What Does Bargaining Look Like In Grief?

What does denial look like in grief?

Denial is the refusal to accept the facts of the loss, either consciously or unconsciously.

If the grief is for someone else, the denial is prolonged by refusing to deal with the consequences of the death: visiting the gravesite, getting rid of personal belongings, or even filing necessary paperwork..

What is bargaining in psychology?

Bargaining is the back and forth process of negotiation in order to make an agreement between two parties. In psychology bargaining is used in the Kubler-Ross model which is also known as the five stages of grief (Denial, anger, bargaining, depression, and acceptance). …

What are the 7 stages of grief?

The 7 stages of griefShock and denial. This is a state of disbelief and numbed feelings.Pain and guilt. … Anger and bargaining. … Depression. … The upward turn. … Reconstruction and working through. … Acceptance and hope.

What are the stages of bargaining?

5 Stages Involved in Bargaining ProcessPrenegotiation:Negotiators:Negotiation:Agreement or Contract:Implementation of Agreement:

How long does it take to go through the 5 stages of grief?

Ask for help if you need it. There is no set timetable for grief. You may start to feel better in 6 to 8 weeks, but the whole process can last anywhere from 6 months to 4 years.

What is the bargaining stage of grief?

Bargaining is when you wish, pray, or hope that your loved one will be saved in exchange for something, usually you changing your behaviour. It can happen before a loss, if you know that your loved one is very ill, or after a loss, in an attempt to save them.

What does bargaining look like?

By bargaining, the person is willing to concede the outcome, but attempts to do so by squeezing a few more moments of “normal” out of the turmoil that pounds on life’s door. The individual is clinging to the threads of hope, however thin and worn the fabric may be.

What does grief do to your body?

The heartbreak of grief can increase blood pressure and the risk of blood clots. Intense grief can alter the heart muscle so much that it causes “broken heart syndrome,” a form of heart disease with the same symptoms as a heart attack. Stress links the emotional and physical aspects of grief.

What is the hardest stage of grief?

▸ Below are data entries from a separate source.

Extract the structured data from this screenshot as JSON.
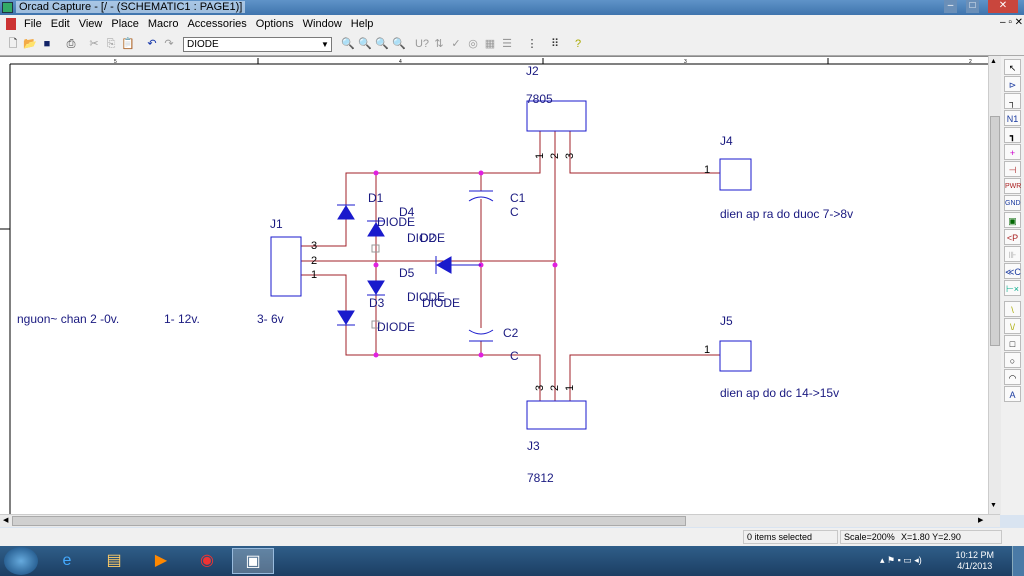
{
  "window": {
    "title": "Orcad Capture - [/ - (SCHEMATIC1 : PAGE1)]"
  },
  "menu": [
    "File",
    "Edit",
    "View",
    "Place",
    "Macro",
    "Accessories",
    "Options",
    "Window",
    "Help"
  ],
  "toolbar": {
    "part_selector": "DIODE",
    "icons": [
      "new-icon",
      "open-icon",
      "save-icon",
      "print-icon",
      "cut-icon",
      "copy-icon",
      "paste-icon",
      "undo-icon",
      "redo-icon"
    ],
    "right_icons": [
      "zoom-in-icon",
      "zoom-out-icon",
      "zoom-area-icon",
      "zoom-all-icon",
      "annotate-icon",
      "back-annotate-icon",
      "drc-icon",
      "netlist-icon",
      "crossref-icon",
      "bom-icon",
      "snap-grid-icon",
      "area-select-icon",
      "help-icon"
    ]
  },
  "ruler": {
    "top": [
      "5",
      "4",
      "3",
      "2"
    ]
  },
  "palette": [
    "↖",
    "⊳",
    "┐",
    "N1",
    "┓",
    "+",
    "⊣",
    "PWR",
    "GND",
    "▣",
    "<P",
    "⊪",
    "≪C",
    "⊢×",
    "\\",
    "\\/",
    "□",
    "○",
    "◠",
    "A"
  ],
  "schematic": {
    "parts": {
      "j1": "J1",
      "j2": "J2",
      "j2_value": "7805",
      "j3": "J3",
      "j3_value": "7812",
      "j4": "J4",
      "j5": "J5",
      "d1": "D1",
      "d2": "D2",
      "d3": "D3",
      "d4": "D4",
      "d5": "D5",
      "diode": "DIODE",
      "c1": "C1",
      "c2": "C2",
      "c": "C"
    },
    "pins": {
      "one": "1",
      "two": "2",
      "three": "3"
    },
    "notes": {
      "input_a": "nguon~ chan 2   -0v.",
      "input_b": "1-   12v.",
      "input_c": "3-    6v",
      "j4_note": "dien ap ra do duoc 7->8v",
      "j5_note": "dien ap do dc 14->15v"
    },
    "colors": {
      "wire": "#a0202a",
      "part": "#1a1acc",
      "junction": "#e020e0"
    }
  },
  "status": {
    "selection": "0 items selected",
    "scale": "Scale=200%",
    "coords": "X=1.80  Y=2.90"
  },
  "taskbar": {
    "time": "10:12 PM",
    "date": "4/1/2013"
  }
}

Some people say the second year after you’ve lost a loved one is harder than the first. Not necessarily. In fact, recent studies suggest that, for many bereaved people, the first six months are the hardest, emotionally speaking.